Dataset excerpts
○ ○ ○

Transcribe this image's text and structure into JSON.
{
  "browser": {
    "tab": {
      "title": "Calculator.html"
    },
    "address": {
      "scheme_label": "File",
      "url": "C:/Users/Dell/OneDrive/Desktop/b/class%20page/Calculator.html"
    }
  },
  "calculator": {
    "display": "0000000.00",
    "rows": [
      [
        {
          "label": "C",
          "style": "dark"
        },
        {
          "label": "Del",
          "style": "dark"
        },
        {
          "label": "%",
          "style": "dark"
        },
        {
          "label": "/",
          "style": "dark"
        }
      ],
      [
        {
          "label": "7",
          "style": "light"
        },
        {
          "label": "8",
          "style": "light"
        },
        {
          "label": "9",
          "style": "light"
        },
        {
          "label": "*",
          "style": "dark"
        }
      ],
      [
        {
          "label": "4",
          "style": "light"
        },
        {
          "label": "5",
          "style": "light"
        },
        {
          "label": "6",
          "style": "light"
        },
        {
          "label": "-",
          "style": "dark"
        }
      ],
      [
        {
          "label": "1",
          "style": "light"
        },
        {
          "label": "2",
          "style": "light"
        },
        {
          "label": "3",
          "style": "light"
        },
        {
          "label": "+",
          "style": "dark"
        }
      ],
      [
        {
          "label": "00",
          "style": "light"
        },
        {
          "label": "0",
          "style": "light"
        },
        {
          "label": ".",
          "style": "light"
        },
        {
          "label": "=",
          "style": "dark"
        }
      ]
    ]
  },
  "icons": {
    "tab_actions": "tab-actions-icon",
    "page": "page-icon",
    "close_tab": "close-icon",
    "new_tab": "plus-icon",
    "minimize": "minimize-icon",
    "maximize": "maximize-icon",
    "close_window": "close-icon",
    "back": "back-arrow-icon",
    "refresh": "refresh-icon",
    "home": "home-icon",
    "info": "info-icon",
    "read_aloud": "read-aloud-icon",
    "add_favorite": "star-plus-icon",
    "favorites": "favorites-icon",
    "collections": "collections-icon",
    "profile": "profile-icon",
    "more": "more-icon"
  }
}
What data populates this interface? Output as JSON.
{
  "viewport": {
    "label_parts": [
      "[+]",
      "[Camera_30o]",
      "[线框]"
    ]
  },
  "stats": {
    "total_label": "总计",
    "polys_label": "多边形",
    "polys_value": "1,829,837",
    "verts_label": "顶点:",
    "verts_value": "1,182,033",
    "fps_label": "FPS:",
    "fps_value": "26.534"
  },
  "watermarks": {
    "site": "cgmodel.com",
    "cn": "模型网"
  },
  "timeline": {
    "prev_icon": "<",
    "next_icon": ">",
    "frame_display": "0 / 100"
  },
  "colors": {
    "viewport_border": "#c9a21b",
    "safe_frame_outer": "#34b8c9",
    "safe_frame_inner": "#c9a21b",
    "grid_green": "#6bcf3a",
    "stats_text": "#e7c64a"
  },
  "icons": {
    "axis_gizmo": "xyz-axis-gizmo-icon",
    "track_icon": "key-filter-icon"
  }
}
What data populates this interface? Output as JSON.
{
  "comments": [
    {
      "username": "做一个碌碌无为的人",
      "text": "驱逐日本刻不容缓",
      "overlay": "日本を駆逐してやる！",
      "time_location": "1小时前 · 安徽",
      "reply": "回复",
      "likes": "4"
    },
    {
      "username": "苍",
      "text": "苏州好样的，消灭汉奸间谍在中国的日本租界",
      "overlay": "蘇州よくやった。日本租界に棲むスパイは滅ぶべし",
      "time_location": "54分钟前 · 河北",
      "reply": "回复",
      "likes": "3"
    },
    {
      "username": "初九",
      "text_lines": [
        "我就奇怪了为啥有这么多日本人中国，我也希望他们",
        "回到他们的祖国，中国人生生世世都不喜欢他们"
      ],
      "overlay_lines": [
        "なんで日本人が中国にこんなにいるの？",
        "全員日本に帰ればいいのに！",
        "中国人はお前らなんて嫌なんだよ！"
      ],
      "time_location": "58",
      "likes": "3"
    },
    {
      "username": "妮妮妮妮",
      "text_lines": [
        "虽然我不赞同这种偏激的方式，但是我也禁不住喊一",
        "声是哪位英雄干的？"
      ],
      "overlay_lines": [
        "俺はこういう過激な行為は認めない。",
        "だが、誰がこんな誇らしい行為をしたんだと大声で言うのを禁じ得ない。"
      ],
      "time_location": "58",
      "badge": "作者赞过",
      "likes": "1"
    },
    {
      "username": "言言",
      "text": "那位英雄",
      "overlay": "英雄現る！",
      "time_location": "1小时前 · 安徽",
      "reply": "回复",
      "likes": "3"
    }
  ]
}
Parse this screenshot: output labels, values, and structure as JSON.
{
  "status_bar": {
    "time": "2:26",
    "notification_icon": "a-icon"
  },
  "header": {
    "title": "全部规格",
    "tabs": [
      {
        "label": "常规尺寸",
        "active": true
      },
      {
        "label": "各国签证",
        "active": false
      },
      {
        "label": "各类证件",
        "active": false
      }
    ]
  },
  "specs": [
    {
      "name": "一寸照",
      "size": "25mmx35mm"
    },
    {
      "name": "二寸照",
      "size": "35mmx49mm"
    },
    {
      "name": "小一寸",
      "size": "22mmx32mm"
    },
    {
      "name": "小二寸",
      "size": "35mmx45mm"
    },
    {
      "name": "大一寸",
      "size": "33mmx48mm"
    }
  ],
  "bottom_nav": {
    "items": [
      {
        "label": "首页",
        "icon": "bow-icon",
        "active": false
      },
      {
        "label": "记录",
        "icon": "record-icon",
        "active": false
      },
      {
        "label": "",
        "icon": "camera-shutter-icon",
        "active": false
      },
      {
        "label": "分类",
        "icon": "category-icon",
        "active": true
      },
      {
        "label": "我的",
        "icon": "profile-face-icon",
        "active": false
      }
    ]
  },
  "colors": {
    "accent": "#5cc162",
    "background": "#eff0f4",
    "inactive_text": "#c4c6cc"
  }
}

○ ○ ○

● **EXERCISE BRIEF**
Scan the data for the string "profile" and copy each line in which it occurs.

● **RESPONSE AREA**
    "profile": "profile-icon",
        "icon": "profile-face-icon",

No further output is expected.